• [Task brief]: Go through the lines below and copy each one that holds the string "Random".
(Material shown begins)
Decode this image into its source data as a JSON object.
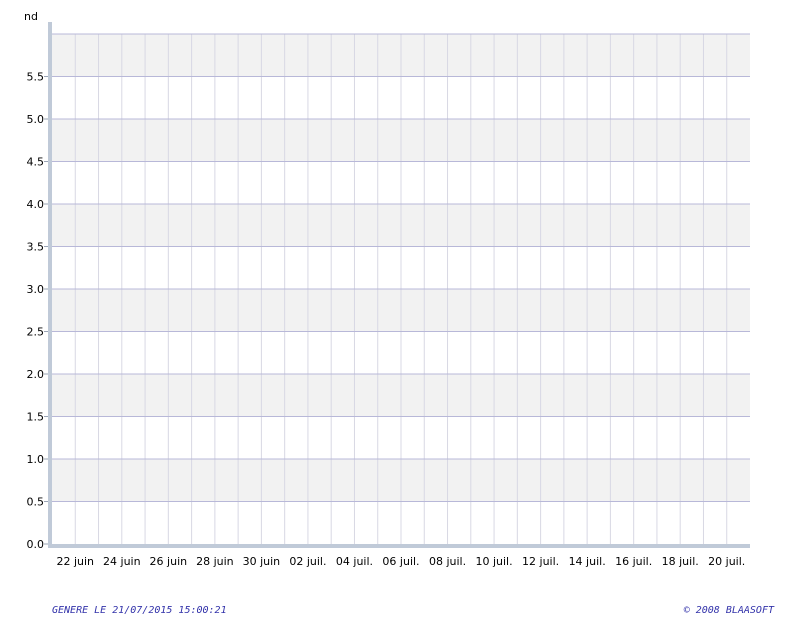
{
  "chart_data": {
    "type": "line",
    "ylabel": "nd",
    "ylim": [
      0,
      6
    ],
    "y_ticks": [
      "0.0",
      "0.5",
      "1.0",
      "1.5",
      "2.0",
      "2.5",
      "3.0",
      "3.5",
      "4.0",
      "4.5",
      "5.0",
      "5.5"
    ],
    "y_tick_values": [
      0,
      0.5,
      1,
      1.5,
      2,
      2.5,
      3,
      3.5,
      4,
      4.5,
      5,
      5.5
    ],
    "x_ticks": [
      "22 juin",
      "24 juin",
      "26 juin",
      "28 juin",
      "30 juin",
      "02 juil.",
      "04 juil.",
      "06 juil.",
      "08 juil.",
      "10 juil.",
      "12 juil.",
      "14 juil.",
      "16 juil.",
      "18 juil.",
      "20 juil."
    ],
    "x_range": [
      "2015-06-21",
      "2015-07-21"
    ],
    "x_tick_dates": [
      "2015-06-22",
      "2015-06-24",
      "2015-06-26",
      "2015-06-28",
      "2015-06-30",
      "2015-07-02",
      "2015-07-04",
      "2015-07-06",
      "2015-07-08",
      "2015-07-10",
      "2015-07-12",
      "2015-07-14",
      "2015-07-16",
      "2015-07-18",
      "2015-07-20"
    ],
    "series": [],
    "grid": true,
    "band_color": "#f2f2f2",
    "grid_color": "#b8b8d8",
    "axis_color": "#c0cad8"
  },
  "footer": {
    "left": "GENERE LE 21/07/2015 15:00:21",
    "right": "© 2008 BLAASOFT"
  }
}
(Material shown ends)
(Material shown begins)
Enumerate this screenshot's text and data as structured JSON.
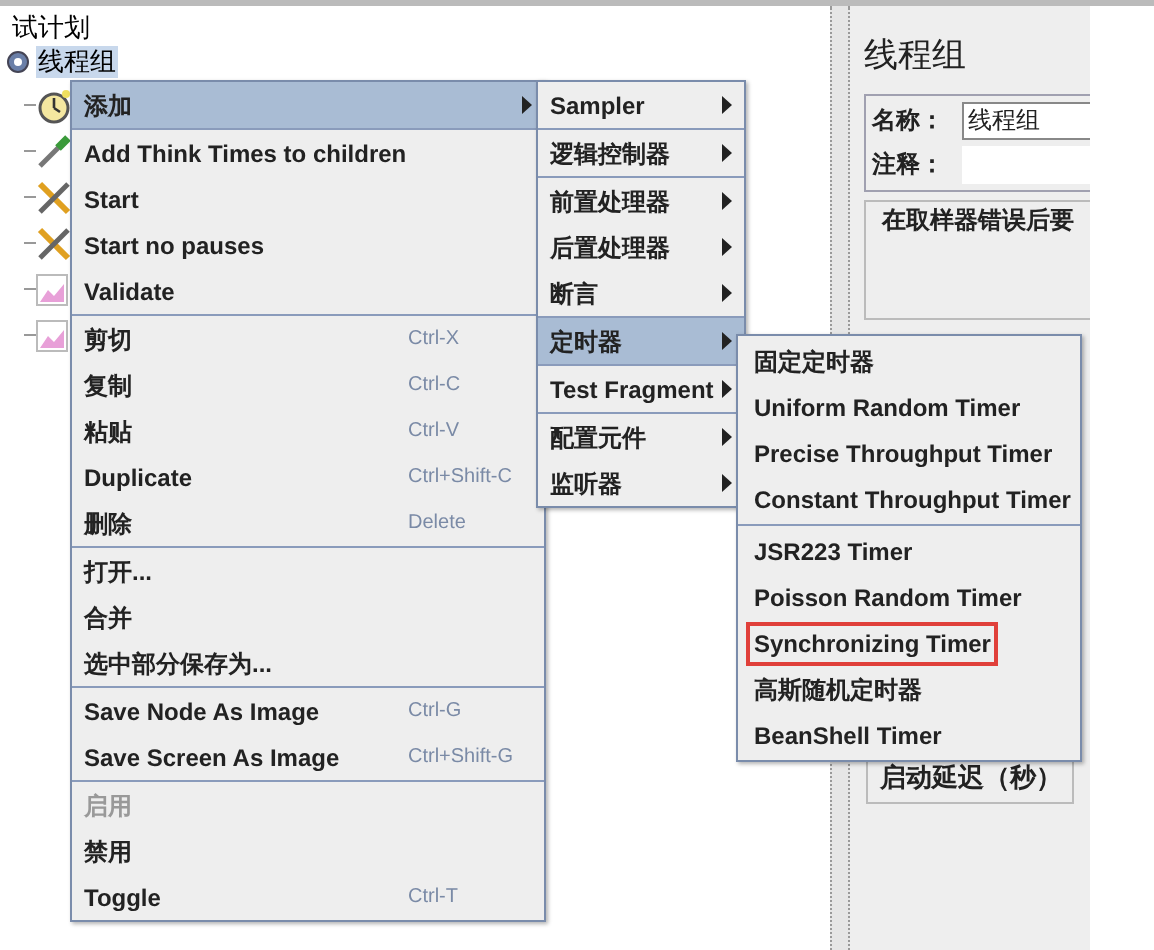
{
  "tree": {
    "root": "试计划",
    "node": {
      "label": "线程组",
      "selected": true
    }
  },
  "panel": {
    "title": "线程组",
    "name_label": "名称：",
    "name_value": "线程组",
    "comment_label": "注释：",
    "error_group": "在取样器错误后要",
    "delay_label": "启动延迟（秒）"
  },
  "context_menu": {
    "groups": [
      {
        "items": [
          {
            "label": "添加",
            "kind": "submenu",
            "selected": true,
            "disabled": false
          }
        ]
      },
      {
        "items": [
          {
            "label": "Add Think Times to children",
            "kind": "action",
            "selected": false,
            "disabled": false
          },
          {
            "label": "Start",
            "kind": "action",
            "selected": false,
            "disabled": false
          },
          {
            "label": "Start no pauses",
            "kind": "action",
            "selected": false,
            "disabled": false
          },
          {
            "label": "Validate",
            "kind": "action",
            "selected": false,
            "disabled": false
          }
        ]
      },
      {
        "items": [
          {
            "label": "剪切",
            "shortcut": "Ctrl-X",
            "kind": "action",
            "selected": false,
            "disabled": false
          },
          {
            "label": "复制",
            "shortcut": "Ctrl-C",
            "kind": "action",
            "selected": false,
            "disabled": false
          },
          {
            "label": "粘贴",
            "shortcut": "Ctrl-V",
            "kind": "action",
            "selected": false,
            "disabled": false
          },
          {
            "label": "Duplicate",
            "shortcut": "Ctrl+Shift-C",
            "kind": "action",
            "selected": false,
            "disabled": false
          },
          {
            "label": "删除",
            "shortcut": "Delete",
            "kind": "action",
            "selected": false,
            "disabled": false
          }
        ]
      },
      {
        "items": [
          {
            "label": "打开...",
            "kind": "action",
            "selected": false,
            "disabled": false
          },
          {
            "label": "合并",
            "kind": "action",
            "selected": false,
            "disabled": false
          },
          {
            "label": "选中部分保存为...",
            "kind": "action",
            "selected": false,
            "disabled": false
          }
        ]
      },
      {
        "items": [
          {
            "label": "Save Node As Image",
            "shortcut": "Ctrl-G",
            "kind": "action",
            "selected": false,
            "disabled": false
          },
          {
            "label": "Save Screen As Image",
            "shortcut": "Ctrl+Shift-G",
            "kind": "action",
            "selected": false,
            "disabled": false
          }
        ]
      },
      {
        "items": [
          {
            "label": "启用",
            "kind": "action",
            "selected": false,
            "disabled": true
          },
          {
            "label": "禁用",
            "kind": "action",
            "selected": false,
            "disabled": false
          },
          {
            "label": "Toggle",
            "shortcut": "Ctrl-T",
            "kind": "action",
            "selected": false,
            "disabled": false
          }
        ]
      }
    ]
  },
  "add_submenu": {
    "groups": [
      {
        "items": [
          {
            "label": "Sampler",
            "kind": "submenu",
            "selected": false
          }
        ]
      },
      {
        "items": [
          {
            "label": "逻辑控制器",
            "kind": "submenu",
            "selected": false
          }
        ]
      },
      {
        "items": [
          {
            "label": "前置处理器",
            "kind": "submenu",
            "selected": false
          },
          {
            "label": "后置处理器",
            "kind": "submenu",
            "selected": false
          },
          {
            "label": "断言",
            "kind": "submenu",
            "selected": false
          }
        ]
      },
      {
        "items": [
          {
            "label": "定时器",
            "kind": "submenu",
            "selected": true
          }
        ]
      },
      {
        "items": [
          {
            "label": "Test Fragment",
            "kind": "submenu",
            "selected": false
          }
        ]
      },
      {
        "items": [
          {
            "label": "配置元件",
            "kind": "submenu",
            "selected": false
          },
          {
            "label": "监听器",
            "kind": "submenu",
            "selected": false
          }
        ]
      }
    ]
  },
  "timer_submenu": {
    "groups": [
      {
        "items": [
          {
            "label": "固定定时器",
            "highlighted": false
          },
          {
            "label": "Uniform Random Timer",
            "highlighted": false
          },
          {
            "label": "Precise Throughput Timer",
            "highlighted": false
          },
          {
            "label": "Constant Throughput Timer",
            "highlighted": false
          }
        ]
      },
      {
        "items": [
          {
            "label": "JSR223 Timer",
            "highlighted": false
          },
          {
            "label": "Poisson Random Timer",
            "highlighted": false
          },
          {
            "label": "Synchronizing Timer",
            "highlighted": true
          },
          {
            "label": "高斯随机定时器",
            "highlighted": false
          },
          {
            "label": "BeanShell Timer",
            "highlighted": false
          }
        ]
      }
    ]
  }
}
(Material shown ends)
• [Answer]:
            "label": "Uniform Random Timer",
            "label": "Poisson Random Timer",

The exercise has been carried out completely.